Henry Ford and Barney Oldfield with a racing automobile

Wednesday, July 26, 2017

Chaos in Cuba: Communist revolution, Bay of Pigs, and a close call with nuclear disaster



Historians have dedicated much attention to the Cuban Missile Crisis of the early sixties, and for good reason - it was the time in our history when the world came closest to nuclear war, which was a dramatic event worthy of serious attention from both historians and the general public. Less visible, however, is the communist revolution that rocked Cuba during most of the fifties; and the "Bay of Pigs" incident that was fairly prominent in the minds of both sides during the later crisis. It is not often that these events are covered together, since any one of these things is a complex topic in its own right; but these events in Cuba would nonetheless seem to be linked together (at least somewhat); and by more than just their closeness in time and place. The common theme running through all of them would seem to be the great worldwide struggle known as the "Cold War" - a war that was fought in Cuba ferociously during these tumultuous times, and which had importance far beyond the island itself on more than one occasion.


Picture from the Cuban War of Independence, 1898

Tuesday, July 4, 2017

A review of Alistair Cooke's “America: A Personal History of the United States”



" ... these United Colonies are, and of right ought to be, FREE AND INDEPENDENT STATES; that they are absolved from all allegiance to the British crown and that all political connection between them and the state of Great Britain is, and ought to be, totally dissolved ... "

- The American Declaration of Independence (July 4, 1776)

The British writer George Bernard Shaw is supposed to have once told a joke about the relationship between Britain and America. "The United States and Great Britain," he said, "are two countries separated by a common language." We argue about how to spell words and how to pronounce them, I think, and the "common ground" between us can sometimes be a battleground. All kidding aside, though, there is something special about the relationship between our two countries; and our shared English language could just be the most obvious manifestation of this extreme closeness. In ways that we sometimes take for granted, I think, we understand each other's humor and share each other's values. Our love of democracy and liberty, furthermore, is a characteristic that is somewhat rare in the world; and though it is found abundantly in both countries, it is not often found elsewhere to the same degree.


Franklin Delano Roosevelt meets with Winston Churchill aboard the HMS Prince of Wales - Atlantic Charter, 1941

The divide between the Americans and the British

Our culture is much the same, I think, and our view of the world is identical in many ways.
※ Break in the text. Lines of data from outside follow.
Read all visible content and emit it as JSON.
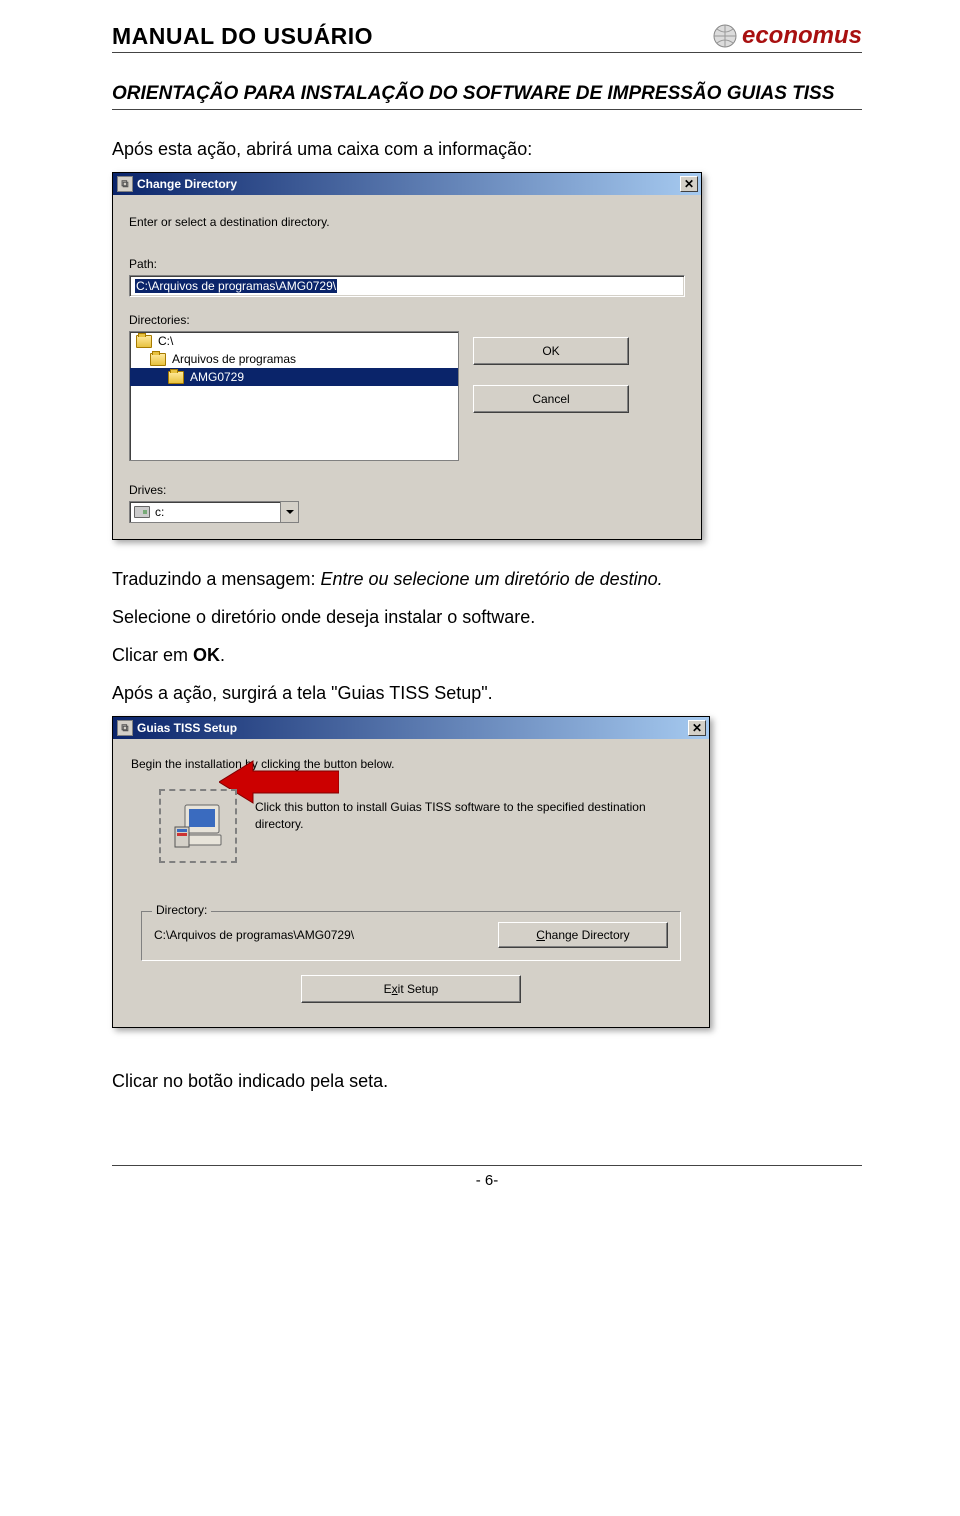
{
  "header": {
    "title": "MANUAL DO USUÁRIO",
    "logo_text": "economus"
  },
  "subheader": "ORIENTAÇÃO PARA INSTALAÇÃO DO SOFTWARE DE IMPRESSÃO GUIAS TISS",
  "para1": "Após esta ação, abrirá uma caixa com a informação:",
  "dialog1": {
    "title": "Change Directory",
    "instruction": "Enter or select a destination directory.",
    "path_label": "Path:",
    "path_value": "C:\\Arquivos de programas\\AMG0729\\",
    "directories_label": "Directories:",
    "dir_items": [
      "C:\\",
      "Arquivos de programas",
      "AMG0729"
    ],
    "ok_label": "OK",
    "cancel_label": "Cancel",
    "drives_label": "Drives:",
    "drive_value": "c:"
  },
  "para2_prefix": "Traduzindo a mensagem: ",
  "para2_italic": "Entre ou selecione um diretório de destino.",
  "para3": "Selecione o diretório onde deseja instalar o software.",
  "para4_prefix": "Clicar em ",
  "para4_bold": "OK",
  "para4_suffix": ".",
  "para5": "Após a ação, surgirá a tela \"Guias TISS Setup\".",
  "dialog2": {
    "title": "Guias TISS Setup",
    "instruction": "Begin the installation by clicking the button below.",
    "install_desc": "Click this button to install Guias TISS software to the specified destination directory.",
    "fieldset_legend": "Directory:",
    "dir_value": "C:\\Arquivos de programas\\AMG0729\\",
    "change_dir_label": "Change Directory",
    "exit_label": "Exit Setup"
  },
  "para6": "Clicar no botão indicado pela seta.",
  "footer": "- 6-"
}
But there are some differences between us that cause us both to misunderstand the other at times. It is somewhat unfortunate that my fellow Americans, for example, sometimes see the British as stuffy and unemotional (perhaps even snobbish), while the British sometimes see Americans as unsophisticated rubes who can be impetuous (and even obnoxious). I suspect that these differences have their origins in the fact that our histories diverged somewhat after the American Revolution, when the colonies declared that "all political connection between them and the state of Great Britain is, and ought to be, totally dissolved" (in the words of our Declaration of Independence). Thus, we have some significant differences between us, it is true; but these differences are not insurmountable. Thus, the BBC made this series about the history of America in 1973. This series was hosted by the famed journalist Alistair Cooke. This series attempted to explain us Americans - and I am an American, as you may have guessed - to our valued brethren in Britain. Thus, it helped to bridge the occasional gap of misunderstanding that sometimes pops up between us. (Although the misunderstandings are still pretty minimal even without this, and we are still a common family that gets along well most of the time.)


Alistair Cooke, the series presenter

Follow by email

Google+ Badge